See to me, what I highlighted is the point. The only ones making the nonsense arguments that I've seen are the Wilson supporters when the defend Wilson. they CLAIM that's what the people who'd rather see Flynn are saying. No matter how many times I've tried to explain, in great detail, that it matters not one whit how Wilson is doing compared to other rookies, what matters is that he IS a rookie, the defenders refuse to understand the point. It's not that they can't, it seems like they simply REFUSE to.
And in order to KEEP refusing to accept this point, they fall back on "Well, we don't know what we have in Flynn." Despite the overwhelming evidence that Flynn has had more time to develop and has shown success, knows defenses better, etc. and so we have a pretty good indication that Flynn will not suffer from the rookie learning curve that Wilson will.
That rookie learning curve COULD HAVE cost us a playoff spot. I am getting the feeling that with a 4-2 record and being past the toughest part of the schedule, this team can survive letting Wilson progress. Though honestly I know the Wilson supporters don't want to hear this, but tough titty, it is still quite possible taht once he's on the road, or facing a really tough defense, that all this "progress" will evaporate and he'll have a bad game again.
And when his supporters cry "of course he had a bad game, he's a ROOKIE!" they will be in denial that THAT was the Flynn supporters point all along.

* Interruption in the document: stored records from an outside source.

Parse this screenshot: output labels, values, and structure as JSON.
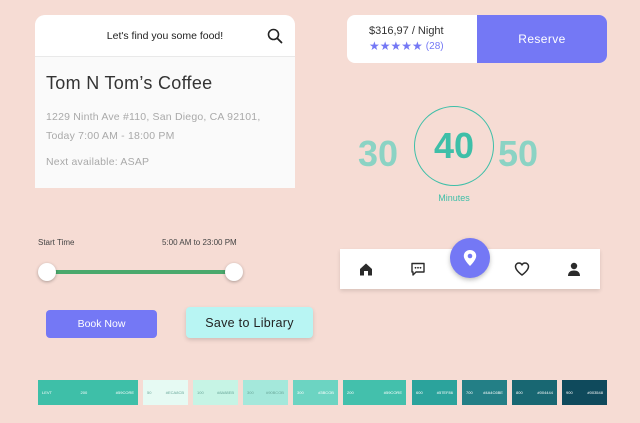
{
  "food": {
    "header": "Let's find you some food!",
    "name": "Tom N Tom’s Coffee",
    "address": "1229 Ninth Ave #110, San Diego, CA 92101,",
    "hours": "Today 7:00 AM - 18:00 PM",
    "next": "Next available: ASAP",
    "icons": {
      "search": "search-icon"
    }
  },
  "reservation": {
    "price": "$316,97 / Night",
    "rating": 5,
    "stars": "★★★★★",
    "reviews": "(28)",
    "button": "Reserve"
  },
  "timepicker": {
    "values": [
      "30",
      "40",
      "50"
    ],
    "selected": "40",
    "label": "Minutes"
  },
  "slider": {
    "label": "Start Time",
    "range_text": "5:00 AM to 23:00 PM",
    "start_fraction": 0,
    "end_fraction": 1
  },
  "nav": {
    "items": [
      "home-icon",
      "chat-icon",
      "location-pin-icon",
      "heart-icon",
      "user-icon"
    ],
    "active": "location-pin-icon"
  },
  "buttons": {
    "book": "Book Now",
    "save": "Save to Library"
  },
  "swatches": [
    {
      "color": "#3ebfa8",
      "left": "LEVT",
      "mid": "200",
      "right": "#59CORE"
    },
    {
      "color": "#e6faf3",
      "left": "50",
      "mid": "",
      "right": "#ECA8CB"
    },
    {
      "color": "#c6f4e5",
      "left": "100",
      "mid": "",
      "right": "#8A88EB"
    },
    {
      "color": "#a4e8db",
      "left": "300",
      "mid": "",
      "right": "#90BCOB"
    },
    {
      "color": "#6cd4c2",
      "left": "300",
      "mid": "",
      "right": "#3BCOB"
    },
    {
      "color": "#43c0ac",
      "left": "200",
      "mid": "",
      "right": "#59CORE"
    },
    {
      "color": "#2ba39c",
      "left": "600",
      "mid": "",
      "right": "#57EF86"
    },
    {
      "color": "#237f86",
      "left": "700",
      "mid": "",
      "right": "#4A4C6BE"
    },
    {
      "color": "#186772",
      "left": "800",
      "mid": "",
      "right": "#004444"
    },
    {
      "color": "#0f4a5c",
      "left": "900",
      "mid": "",
      "right": "#003548"
    }
  ]
}
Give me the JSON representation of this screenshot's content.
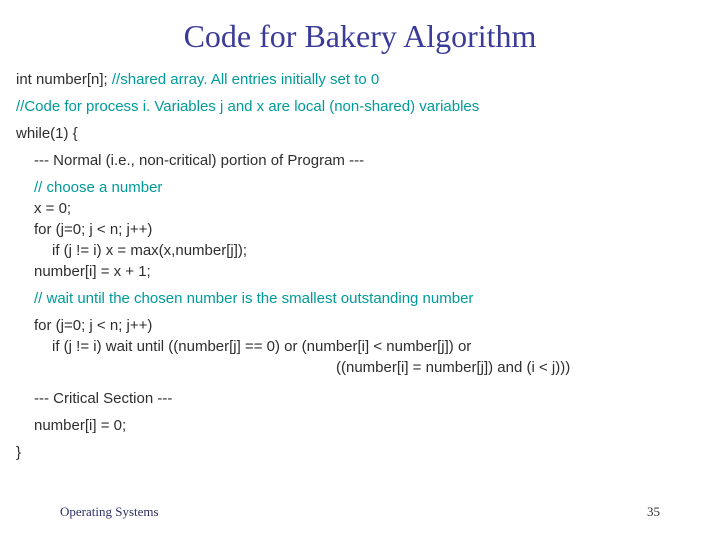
{
  "title": "Code for Bakery Algorithm",
  "lines": {
    "l1a": "int number[n];  ",
    "l1b": "//shared array.  All entries initially set to 0",
    "l2": "//Code for process i.  Variables  j and x are local (non-shared) variables",
    "l3": "while(1)  {",
    "l4": "--- Normal (i.e., non-critical) portion of Program ---",
    "l5": "// choose a number",
    "l6": "x = 0;",
    "l7": "for (j=0; j < n; j++)",
    "l8": "if (j != i)  x = max(x,number[j]);",
    "l9": "number[i] = x + 1;",
    "l10": "// wait until the chosen number is the smallest outstanding number",
    "l11": "for (j=0; j < n; j++)",
    "l12": "if (j != i) wait until ((number[j] == 0) or (number[i] < number[j]) or",
    "l13": "((number[i] = number[j]) and (i < j)))",
    "l14": "--- Critical Section ---",
    "l15": "number[i] = 0;",
    "l16": "}"
  },
  "footer": {
    "left": "Operating Systems",
    "page": "35"
  }
}
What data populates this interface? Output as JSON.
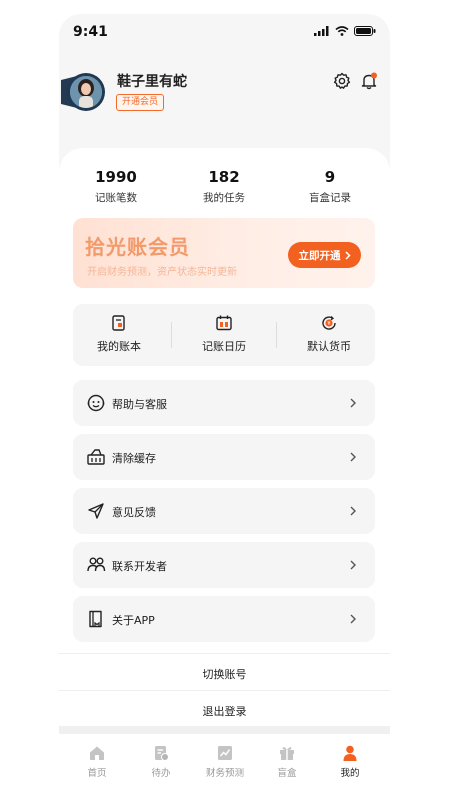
{
  "status_bar": {
    "time": "9:41"
  },
  "profile": {
    "username": "鞋子里有蛇",
    "vip_badge": "开通会员"
  },
  "stats": [
    {
      "value": "1990",
      "label": "记账笔数"
    },
    {
      "value": "182",
      "label": "我的任务"
    },
    {
      "value": "9",
      "label": "盲盒记录"
    }
  ],
  "banner": {
    "title": "拾光账会员",
    "subtitle": "开启财务预测，资产状态实时更新",
    "cta": "立即开通"
  },
  "quick_access": [
    {
      "label": "我的账本",
      "icon": "ledger-icon"
    },
    {
      "label": "记账日历",
      "icon": "calendar-icon"
    },
    {
      "label": "默认货币",
      "icon": "currency-icon"
    }
  ],
  "menu": [
    {
      "label": "帮助与客服",
      "icon": "support-icon"
    },
    {
      "label": "清除缓存",
      "icon": "basket-icon"
    },
    {
      "label": "意见反馈",
      "icon": "send-icon"
    },
    {
      "label": "联系开发者",
      "icon": "users-icon"
    },
    {
      "label": "关于APP",
      "icon": "book-icon"
    }
  ],
  "actions": {
    "switch_account": "切换账号",
    "logout": "退出登录"
  },
  "tabbar": [
    {
      "label": "首页",
      "icon": "home-icon"
    },
    {
      "label": "待办",
      "icon": "todo-icon"
    },
    {
      "label": "财务预测",
      "icon": "chart-icon"
    },
    {
      "label": "盲盒",
      "icon": "gift-icon"
    },
    {
      "label": "我的",
      "icon": "person-icon",
      "active": true
    }
  ],
  "colors": {
    "accent": "#f2611f",
    "banner_title": "#f29a6b",
    "background": "#f6f6f6"
  }
}
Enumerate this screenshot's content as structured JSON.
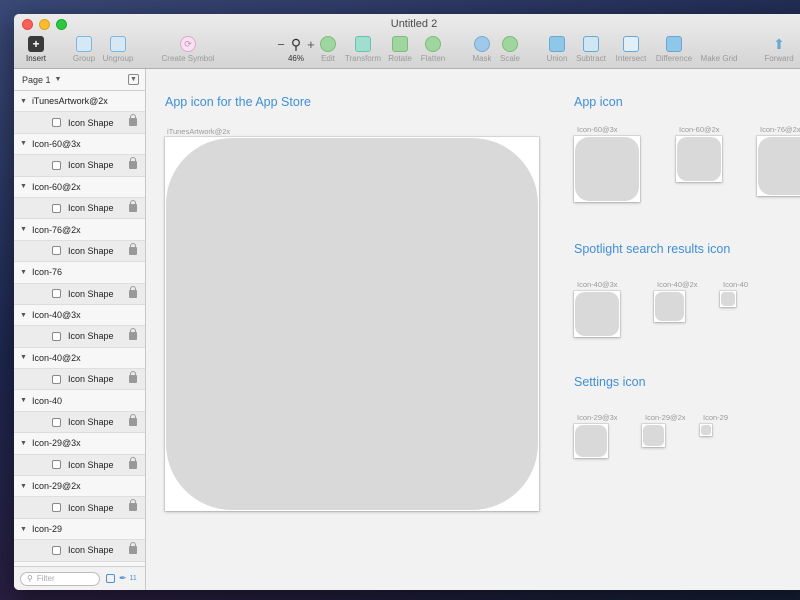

But he's earned his right to take it as far as he can and he's got the talent. We all love the guy. He's got the intangibles too. But he didn't have to start this year. He wasn't as ready as Flynn. Now all that matters is that he continue to improve. He's shown he's a winner. That the team is behind him. That he can make big plays. The traiing wheels might be coming off. We'll all see.
Richard Sherman doesn't just wanna get in your head, he wants to build a vacation home there.
R. Sherman: "I don't want to be an island. I want to be a tourist attraction. You come, I take your money & you go."